In this guest blog, Katie Harron, Difei Shi and Joseph Lam from UCL Great Ormond Street Institute of Child Health explain the importance of linking data across public services, and how ECHILD (Education and Child Health Insights from Linked Data) can be used to understand the complex relationship between child health and education.


Administrative data is created when people interact with public services, such as schools, the NHS, legal or benefits systems. Linking this data together is extremely valuable, as it helps us develop a holistic understanding of individuals’ interactions with public services. Linking longitudinal data, from birth to young adulthood, is incredibly informative. Researchers bring together different pieces of the jigsaw to create a bigger picture of people’s needs, and every additional piece of information helps. Using data in this way allows people to understand how different parts of lives fit together, and ultimately allows leaders to make decisions in a more joined up way.

People putting jigsaw pieces together to spell the word needs


In particular, health and education are different parts of childhood that are inextricably linked. A child with a chronic health condition may miss school due to frequent hospitalisations, and might therefore need extra support within the education system. Hospital admissions for young people with stress-related diagnoses – an early warning for mental health issues - are more common during term-time than school holidays.

ECHILD (Education and Child Health Insights from Linked Data), is a linkable collection of longitudinal, administrative datasets from NHS services, all state school education and children’s social care services for the whole population of children and young people in England. We’re using ECHILD to understand the complex inter-relationships between child health and education.

What research is being done using ECHILD?

We’ve been using ECHILD to answer a broad range of research questions, from looking at whether special educational needs provision in schools can improve health outcomes, and how chronic liver disease in childhood might be related to cognitive development, to how changes to child benefits might influence child health and school readiness.

One of the first studies conducted with ECHILD aimed to evaluate the relationship between gestational age at birth and educational progress in primary school. We found that children born early (before 37 weeks of gestation) are less likely than their peers to achieve expected levels of attainment, and more likely to have Special Educational Needs. These effects persist all the way through primary school.

A baby, toddler and child with arrows between them that say growth

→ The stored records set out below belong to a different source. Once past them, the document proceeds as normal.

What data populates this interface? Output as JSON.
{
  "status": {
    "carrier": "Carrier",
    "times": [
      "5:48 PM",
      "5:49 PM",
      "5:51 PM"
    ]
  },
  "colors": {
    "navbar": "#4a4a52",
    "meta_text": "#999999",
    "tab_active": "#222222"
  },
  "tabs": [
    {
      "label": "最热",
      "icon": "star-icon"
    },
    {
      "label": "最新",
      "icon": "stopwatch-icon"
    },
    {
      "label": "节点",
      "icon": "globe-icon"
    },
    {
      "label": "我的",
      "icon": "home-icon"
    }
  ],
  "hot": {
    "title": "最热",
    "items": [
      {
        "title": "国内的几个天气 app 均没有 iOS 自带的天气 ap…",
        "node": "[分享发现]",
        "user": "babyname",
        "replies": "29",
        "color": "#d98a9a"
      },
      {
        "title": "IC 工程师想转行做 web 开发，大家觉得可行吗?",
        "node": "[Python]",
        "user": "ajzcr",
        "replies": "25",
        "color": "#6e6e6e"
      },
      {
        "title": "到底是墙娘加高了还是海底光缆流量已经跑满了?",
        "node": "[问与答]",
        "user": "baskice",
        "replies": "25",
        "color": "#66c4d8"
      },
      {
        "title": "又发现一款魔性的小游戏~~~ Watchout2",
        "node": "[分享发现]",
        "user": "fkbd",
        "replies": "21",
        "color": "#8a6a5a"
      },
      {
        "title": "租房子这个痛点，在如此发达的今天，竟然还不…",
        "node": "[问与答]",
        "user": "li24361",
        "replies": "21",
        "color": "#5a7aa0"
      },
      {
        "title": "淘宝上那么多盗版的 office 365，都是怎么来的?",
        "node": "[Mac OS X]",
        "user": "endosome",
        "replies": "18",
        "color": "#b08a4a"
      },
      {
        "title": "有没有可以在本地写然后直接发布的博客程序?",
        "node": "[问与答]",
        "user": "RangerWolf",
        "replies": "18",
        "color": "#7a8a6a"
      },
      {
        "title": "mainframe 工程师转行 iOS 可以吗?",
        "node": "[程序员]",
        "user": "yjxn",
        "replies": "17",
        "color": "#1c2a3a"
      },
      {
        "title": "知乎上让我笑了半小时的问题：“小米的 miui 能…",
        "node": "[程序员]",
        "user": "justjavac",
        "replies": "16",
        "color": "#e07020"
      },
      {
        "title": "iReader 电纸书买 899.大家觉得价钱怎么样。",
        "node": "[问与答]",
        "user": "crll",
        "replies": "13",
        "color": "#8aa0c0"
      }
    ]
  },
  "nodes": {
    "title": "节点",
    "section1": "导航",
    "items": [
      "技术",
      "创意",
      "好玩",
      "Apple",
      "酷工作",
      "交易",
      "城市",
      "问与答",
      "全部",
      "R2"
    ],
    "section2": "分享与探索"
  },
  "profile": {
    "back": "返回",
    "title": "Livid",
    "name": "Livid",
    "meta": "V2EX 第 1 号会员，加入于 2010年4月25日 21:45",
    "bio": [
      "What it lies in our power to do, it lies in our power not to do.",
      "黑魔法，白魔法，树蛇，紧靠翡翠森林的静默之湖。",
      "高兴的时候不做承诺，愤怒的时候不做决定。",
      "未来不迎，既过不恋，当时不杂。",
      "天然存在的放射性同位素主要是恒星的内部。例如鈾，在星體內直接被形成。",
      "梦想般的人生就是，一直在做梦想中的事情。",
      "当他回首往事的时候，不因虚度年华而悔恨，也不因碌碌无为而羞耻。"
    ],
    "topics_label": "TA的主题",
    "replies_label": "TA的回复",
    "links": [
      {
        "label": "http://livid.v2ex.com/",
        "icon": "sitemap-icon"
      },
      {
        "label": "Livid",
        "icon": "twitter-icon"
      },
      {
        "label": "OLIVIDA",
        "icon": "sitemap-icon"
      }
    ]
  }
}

Insights generated by research using ECHILD have the potential to shape policies and inform how services are provided to children and families. Because this data covers such a large part of the population in England (~20 million children born from September 1984), it includes anyone in this group who attends NHS services or state schools. That means we have the numbers to look at rare diseases and outcomes.

We can also include people who are less often captured in traditional research – for example those in contact with social care services, or those with mental health conditions. Using this data can facilitate research that is relevant to the whole population and informative to policy makers. We can answer questions about how best to intervene, when, and with whom, to support children’s health and education.

What type of data is involved?

ECHILD links together two key administrative data sources:

  • The National Pupil Database – which holds a wide range of information about students who attend schools and colleges in England, and children who use social care services.
  • Hospital Episode Statistics – which includes information on hospital admissions, A&E attendances and outpatient appointments in NHS hospitals in England.

ECHILD also holds information on mental health services, maternity services, and community services. The ECHILD Database is de-identified, meaning it does not contain any information that immediately identifies a person. For example, it does not include names, addresses, dates of birth, or NHS numbers.

A door that says 'data' with a stop sign underneath and someone opening it with a key

How are we involving the public?

We work closely with patient, pupil, parent and public engagement groups to understand different views and priorities on the use of linked health, education and social care data for research. Find out more about our public engagement activities and share your voices here.

Who funds and collaborates on this work?

The ECHILD project is led by University College London in collaboration with the London School of Hygiene & Tropical Medicine and the Institute for Fiscal Studies, in partnership with the Department of Health and Social Care and the Department for Education, working with NHS England and the Office for National Statistics, funded by ADR UK.

Where can I go for more information?

Please visit our website for updates on research outputs and events, and more information on ECHILD.